Stored items from a collection:
━━━━━━
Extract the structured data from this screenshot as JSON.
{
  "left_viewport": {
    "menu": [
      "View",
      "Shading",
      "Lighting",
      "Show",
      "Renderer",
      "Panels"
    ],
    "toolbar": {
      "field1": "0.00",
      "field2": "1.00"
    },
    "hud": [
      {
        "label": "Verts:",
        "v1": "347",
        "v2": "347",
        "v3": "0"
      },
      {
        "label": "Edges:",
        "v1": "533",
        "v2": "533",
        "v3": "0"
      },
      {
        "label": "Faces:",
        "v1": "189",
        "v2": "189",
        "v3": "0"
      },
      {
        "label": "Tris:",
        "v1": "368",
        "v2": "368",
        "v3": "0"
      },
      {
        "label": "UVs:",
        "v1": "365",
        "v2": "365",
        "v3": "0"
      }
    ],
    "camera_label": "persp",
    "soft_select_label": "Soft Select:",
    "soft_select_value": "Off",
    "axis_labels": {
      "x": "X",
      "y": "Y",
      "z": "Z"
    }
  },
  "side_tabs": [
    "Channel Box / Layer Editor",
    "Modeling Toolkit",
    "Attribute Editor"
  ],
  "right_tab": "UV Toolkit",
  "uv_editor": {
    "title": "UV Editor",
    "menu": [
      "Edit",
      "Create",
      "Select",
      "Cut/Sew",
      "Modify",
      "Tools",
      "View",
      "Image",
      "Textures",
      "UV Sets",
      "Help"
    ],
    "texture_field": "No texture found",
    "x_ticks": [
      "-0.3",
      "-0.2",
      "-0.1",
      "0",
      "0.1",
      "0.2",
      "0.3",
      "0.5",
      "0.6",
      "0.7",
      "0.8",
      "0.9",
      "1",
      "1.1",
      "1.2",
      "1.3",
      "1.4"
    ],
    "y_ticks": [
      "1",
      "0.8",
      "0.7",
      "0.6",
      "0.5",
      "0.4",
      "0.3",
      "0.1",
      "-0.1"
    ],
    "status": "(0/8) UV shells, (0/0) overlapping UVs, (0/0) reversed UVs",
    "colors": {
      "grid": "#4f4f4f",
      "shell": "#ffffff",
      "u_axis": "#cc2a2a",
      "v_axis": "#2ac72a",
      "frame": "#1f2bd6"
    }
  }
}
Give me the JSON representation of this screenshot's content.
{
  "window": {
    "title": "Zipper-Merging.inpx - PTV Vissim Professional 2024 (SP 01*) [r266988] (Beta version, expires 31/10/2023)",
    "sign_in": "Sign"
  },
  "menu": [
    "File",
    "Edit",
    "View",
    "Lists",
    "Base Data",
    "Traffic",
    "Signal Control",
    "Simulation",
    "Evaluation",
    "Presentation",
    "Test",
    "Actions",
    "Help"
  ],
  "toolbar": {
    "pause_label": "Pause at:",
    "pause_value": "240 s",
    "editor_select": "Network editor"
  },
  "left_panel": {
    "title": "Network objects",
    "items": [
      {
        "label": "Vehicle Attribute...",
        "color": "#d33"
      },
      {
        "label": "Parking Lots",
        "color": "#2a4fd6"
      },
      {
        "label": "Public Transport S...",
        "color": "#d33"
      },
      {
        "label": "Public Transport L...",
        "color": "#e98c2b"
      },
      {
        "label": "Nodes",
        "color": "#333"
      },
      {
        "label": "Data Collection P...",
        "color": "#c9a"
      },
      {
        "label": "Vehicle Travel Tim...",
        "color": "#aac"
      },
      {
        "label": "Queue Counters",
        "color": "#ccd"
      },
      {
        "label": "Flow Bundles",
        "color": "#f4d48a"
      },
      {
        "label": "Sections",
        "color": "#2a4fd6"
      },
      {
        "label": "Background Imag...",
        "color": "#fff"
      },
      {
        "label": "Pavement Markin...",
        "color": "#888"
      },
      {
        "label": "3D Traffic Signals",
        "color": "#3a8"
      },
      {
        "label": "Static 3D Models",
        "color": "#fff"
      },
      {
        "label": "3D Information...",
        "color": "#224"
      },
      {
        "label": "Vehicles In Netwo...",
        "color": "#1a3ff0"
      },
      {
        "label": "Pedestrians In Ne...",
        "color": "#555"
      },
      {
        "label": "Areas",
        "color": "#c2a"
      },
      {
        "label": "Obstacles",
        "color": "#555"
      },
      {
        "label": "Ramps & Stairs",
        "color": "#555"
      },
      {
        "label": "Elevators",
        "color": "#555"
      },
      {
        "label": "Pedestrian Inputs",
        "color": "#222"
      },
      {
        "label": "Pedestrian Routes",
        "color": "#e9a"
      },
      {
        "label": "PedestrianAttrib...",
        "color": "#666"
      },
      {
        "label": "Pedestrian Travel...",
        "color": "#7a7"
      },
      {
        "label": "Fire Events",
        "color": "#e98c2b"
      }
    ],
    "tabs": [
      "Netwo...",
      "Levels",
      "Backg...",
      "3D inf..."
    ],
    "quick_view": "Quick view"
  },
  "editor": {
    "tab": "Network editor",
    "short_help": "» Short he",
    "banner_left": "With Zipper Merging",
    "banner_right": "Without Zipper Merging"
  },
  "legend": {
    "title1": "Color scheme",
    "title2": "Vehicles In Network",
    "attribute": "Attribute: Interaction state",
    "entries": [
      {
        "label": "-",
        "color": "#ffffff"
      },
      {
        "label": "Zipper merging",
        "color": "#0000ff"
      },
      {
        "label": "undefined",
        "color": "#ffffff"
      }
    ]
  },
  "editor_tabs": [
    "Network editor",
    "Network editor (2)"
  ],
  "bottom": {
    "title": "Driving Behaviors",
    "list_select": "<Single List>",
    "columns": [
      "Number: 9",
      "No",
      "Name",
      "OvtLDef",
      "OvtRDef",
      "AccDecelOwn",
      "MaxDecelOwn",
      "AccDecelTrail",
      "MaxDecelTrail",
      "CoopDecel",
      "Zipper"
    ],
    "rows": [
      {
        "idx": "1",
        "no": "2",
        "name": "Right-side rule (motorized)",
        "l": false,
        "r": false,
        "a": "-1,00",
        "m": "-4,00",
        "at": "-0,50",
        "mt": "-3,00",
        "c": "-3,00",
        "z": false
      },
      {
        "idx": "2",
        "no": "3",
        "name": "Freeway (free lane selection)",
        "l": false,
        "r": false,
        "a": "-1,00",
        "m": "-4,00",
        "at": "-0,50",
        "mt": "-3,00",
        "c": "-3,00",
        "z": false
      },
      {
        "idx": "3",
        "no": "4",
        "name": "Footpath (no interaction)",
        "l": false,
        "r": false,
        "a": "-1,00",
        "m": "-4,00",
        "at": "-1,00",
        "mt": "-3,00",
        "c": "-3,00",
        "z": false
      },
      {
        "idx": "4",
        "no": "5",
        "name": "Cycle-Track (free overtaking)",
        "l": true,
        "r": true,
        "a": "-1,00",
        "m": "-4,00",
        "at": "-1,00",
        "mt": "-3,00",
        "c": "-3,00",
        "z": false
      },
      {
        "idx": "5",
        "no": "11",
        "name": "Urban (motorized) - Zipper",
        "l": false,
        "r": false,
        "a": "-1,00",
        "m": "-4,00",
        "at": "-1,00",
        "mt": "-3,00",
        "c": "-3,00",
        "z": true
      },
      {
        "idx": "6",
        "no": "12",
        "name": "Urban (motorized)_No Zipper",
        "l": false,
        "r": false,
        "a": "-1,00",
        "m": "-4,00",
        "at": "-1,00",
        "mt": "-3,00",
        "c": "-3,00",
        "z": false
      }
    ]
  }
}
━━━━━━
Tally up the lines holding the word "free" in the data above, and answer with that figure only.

• _REPLY TO THE TASK_: 2